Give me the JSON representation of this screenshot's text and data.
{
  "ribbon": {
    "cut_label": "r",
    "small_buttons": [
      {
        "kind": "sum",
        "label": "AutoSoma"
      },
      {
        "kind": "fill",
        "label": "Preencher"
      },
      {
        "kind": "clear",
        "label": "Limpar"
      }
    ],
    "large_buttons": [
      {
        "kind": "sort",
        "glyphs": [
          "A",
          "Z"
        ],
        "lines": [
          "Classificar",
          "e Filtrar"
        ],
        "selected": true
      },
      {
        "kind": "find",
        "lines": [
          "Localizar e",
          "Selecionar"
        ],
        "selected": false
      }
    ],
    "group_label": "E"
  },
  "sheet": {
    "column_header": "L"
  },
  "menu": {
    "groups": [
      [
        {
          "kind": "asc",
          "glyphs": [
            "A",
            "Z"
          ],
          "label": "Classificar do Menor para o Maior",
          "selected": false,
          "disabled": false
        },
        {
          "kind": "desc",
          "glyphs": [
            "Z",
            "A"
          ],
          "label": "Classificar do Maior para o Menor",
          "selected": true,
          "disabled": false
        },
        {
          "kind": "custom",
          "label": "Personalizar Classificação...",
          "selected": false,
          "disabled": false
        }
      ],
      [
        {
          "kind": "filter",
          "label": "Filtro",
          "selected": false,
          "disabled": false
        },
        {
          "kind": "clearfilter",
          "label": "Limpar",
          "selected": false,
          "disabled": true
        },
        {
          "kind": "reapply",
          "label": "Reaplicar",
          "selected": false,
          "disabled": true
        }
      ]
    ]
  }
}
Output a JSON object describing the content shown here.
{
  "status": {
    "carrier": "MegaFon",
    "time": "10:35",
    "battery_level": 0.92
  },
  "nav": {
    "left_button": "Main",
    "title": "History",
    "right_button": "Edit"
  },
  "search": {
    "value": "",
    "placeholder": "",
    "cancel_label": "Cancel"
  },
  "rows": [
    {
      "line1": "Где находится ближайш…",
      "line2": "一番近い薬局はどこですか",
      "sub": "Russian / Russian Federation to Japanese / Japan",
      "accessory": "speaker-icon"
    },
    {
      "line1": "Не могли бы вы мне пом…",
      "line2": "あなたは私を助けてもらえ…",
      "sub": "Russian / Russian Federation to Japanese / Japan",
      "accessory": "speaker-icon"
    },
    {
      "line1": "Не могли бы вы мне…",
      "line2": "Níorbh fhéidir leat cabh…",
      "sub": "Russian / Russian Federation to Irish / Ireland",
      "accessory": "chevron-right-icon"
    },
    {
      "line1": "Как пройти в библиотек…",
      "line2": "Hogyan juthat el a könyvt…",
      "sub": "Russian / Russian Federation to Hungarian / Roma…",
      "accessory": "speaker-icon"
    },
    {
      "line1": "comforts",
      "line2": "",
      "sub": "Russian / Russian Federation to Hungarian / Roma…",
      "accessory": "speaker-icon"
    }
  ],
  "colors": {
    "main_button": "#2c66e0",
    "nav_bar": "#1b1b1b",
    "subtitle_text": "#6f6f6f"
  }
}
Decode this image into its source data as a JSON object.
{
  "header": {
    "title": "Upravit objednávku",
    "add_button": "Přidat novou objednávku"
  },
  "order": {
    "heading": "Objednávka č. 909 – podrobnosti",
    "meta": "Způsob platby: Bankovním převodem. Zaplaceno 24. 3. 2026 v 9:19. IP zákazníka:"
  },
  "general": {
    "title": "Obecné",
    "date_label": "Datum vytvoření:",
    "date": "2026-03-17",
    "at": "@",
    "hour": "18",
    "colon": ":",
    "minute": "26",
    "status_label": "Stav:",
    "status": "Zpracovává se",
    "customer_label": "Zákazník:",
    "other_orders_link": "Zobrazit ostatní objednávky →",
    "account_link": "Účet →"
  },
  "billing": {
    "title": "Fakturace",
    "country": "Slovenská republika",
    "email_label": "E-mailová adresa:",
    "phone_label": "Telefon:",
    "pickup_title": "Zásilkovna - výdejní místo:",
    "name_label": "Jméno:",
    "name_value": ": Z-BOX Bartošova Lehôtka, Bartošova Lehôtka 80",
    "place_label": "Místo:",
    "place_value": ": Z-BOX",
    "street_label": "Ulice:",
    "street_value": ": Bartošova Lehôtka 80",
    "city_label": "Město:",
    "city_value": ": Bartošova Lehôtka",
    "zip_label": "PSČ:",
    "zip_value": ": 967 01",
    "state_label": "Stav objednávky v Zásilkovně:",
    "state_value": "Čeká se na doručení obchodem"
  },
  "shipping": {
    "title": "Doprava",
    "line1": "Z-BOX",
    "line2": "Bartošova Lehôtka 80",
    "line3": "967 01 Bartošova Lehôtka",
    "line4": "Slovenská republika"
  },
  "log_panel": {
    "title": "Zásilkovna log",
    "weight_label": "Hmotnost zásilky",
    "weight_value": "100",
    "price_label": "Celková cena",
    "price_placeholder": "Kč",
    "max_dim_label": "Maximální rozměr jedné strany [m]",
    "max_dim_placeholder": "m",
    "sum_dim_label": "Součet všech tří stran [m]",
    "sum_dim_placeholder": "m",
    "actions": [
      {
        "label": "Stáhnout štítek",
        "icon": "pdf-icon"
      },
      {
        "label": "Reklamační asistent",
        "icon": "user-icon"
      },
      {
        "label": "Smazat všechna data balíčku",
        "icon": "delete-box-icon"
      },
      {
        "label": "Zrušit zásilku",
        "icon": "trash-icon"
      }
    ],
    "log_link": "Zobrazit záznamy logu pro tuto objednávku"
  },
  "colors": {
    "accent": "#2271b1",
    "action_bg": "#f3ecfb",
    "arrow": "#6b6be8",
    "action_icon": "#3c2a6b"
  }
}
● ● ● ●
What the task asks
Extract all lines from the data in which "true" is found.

Response for this exercise
        "selected": true
          "selected": true,
          "disabled": true
          "disabled": true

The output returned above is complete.